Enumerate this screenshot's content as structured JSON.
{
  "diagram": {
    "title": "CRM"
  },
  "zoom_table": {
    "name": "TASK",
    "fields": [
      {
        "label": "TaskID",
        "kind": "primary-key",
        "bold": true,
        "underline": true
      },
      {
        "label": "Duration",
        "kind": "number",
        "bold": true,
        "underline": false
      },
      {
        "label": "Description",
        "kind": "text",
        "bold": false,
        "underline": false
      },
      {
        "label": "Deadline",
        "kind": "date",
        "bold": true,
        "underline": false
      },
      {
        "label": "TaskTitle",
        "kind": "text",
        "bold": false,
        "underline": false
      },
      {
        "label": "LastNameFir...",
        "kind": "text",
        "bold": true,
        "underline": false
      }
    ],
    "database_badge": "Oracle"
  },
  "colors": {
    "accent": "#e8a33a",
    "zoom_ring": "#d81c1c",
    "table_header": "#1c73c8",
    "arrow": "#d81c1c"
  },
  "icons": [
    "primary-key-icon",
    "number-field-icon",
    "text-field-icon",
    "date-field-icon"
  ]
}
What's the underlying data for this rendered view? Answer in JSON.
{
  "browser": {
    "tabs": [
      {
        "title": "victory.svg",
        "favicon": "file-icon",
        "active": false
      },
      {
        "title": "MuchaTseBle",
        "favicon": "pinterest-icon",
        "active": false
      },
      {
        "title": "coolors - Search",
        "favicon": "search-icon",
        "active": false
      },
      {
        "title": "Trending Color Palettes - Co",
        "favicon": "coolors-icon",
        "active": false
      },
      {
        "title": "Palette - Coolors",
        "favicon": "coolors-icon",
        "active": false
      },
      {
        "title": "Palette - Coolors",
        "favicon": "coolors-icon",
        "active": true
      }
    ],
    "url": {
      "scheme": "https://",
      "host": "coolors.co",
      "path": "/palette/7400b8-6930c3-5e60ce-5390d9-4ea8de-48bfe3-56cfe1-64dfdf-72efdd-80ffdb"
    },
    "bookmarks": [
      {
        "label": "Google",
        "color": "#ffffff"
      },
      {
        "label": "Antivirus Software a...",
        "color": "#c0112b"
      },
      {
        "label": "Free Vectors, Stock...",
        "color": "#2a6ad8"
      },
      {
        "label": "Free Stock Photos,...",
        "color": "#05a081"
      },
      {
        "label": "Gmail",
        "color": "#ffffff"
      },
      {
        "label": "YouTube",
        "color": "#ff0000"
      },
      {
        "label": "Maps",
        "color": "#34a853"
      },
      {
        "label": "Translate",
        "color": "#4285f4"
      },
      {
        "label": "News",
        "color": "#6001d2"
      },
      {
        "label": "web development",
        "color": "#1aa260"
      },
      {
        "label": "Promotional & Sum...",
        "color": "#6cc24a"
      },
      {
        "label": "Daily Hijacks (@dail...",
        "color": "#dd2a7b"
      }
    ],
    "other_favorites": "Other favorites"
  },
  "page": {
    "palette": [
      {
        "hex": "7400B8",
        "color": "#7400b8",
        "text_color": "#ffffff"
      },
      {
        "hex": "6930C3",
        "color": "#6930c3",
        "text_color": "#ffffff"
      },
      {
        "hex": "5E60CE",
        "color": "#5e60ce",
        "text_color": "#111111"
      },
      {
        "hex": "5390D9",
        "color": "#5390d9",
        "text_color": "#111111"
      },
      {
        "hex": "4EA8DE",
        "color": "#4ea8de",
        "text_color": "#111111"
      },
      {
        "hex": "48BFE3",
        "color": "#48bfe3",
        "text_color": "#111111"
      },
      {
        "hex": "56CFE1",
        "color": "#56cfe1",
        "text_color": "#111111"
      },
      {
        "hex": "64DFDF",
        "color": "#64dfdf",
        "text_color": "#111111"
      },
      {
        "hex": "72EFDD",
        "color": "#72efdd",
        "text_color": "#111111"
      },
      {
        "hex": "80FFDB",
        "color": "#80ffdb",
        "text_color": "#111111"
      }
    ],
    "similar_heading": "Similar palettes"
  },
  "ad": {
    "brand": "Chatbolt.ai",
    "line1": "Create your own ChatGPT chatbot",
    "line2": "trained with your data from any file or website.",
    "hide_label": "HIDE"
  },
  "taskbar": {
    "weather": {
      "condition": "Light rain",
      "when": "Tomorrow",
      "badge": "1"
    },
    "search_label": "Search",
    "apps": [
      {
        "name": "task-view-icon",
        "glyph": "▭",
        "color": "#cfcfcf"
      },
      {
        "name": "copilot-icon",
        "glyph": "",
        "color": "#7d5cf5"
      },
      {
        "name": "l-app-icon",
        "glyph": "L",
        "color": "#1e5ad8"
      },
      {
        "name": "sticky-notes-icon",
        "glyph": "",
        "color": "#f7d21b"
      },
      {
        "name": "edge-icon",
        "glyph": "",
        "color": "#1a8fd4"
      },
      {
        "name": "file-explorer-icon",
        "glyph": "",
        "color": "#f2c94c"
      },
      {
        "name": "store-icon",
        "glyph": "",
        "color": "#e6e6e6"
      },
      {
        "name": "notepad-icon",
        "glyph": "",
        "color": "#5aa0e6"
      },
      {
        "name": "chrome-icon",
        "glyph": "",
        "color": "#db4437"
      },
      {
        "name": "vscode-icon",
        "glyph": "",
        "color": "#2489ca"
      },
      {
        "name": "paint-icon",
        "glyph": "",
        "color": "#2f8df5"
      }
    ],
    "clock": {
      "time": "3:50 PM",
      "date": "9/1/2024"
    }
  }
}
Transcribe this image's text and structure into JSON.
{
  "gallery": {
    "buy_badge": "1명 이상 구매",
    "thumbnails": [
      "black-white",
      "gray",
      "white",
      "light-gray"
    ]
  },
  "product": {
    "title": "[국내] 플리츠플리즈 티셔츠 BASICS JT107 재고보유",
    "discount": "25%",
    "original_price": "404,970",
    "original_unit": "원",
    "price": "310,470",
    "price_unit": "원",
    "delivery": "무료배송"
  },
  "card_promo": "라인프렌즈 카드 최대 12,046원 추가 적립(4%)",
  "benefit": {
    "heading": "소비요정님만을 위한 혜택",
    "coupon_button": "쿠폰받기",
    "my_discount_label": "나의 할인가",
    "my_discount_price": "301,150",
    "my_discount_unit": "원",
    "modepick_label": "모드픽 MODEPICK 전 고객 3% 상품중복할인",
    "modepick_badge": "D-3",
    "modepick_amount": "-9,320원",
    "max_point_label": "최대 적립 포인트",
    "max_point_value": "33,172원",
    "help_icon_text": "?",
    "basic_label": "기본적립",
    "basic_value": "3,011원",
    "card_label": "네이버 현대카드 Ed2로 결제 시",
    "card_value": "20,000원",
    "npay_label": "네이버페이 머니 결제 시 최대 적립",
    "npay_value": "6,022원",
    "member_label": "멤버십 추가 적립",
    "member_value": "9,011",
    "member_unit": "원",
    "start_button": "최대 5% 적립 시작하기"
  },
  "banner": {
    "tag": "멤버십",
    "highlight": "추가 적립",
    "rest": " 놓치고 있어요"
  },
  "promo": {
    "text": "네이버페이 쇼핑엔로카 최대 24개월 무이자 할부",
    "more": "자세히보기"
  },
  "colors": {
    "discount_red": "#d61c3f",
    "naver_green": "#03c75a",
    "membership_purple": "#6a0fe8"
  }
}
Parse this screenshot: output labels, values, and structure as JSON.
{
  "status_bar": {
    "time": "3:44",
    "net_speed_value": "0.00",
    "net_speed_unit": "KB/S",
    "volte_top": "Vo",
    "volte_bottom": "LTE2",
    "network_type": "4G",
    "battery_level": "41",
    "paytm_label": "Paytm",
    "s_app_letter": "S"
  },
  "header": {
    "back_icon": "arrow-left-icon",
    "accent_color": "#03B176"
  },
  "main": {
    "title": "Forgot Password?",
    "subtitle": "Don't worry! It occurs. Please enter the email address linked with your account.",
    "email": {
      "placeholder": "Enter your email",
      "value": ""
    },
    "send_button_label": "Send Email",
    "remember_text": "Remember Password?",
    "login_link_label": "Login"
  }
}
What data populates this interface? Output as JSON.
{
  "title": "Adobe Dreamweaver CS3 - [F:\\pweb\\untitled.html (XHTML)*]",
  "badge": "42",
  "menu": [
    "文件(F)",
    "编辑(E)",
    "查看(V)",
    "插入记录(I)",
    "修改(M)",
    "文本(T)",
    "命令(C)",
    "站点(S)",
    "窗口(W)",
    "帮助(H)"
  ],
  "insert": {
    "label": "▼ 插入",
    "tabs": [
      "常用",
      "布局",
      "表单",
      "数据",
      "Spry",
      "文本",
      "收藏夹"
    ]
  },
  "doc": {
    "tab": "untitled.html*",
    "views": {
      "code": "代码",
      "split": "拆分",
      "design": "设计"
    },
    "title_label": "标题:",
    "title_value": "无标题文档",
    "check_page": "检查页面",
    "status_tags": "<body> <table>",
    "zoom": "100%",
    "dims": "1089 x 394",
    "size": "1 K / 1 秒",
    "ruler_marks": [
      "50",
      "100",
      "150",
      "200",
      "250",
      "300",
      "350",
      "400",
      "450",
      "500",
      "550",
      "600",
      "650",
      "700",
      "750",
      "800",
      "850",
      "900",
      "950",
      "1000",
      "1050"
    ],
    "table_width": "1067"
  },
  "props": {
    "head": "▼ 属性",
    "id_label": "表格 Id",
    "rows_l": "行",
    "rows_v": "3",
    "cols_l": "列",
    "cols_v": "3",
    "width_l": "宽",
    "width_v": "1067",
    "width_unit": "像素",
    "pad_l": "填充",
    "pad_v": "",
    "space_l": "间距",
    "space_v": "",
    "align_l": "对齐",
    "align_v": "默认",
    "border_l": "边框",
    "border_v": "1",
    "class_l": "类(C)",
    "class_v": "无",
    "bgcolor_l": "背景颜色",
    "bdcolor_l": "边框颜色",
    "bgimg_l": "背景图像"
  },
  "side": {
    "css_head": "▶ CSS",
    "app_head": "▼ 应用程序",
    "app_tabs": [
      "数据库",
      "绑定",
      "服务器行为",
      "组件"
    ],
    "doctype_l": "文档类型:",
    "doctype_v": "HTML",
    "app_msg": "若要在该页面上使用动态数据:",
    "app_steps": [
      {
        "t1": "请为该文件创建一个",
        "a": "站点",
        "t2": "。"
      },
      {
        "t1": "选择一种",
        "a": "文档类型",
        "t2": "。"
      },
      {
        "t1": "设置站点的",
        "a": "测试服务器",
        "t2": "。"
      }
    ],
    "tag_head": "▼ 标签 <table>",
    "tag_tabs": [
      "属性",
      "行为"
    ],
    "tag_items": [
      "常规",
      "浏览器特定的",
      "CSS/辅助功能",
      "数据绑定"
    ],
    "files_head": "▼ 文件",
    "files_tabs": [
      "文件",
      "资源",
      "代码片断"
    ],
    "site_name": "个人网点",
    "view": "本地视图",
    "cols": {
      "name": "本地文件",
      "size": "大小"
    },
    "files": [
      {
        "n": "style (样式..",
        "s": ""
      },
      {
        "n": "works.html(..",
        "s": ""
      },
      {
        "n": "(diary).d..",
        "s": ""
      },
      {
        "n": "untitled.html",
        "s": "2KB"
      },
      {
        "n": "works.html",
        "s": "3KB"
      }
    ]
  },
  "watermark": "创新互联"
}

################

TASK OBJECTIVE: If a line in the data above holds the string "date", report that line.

TASK RESULT:
        "kind": "date",
    "date-field-icon"
      "date": "9/1/2024"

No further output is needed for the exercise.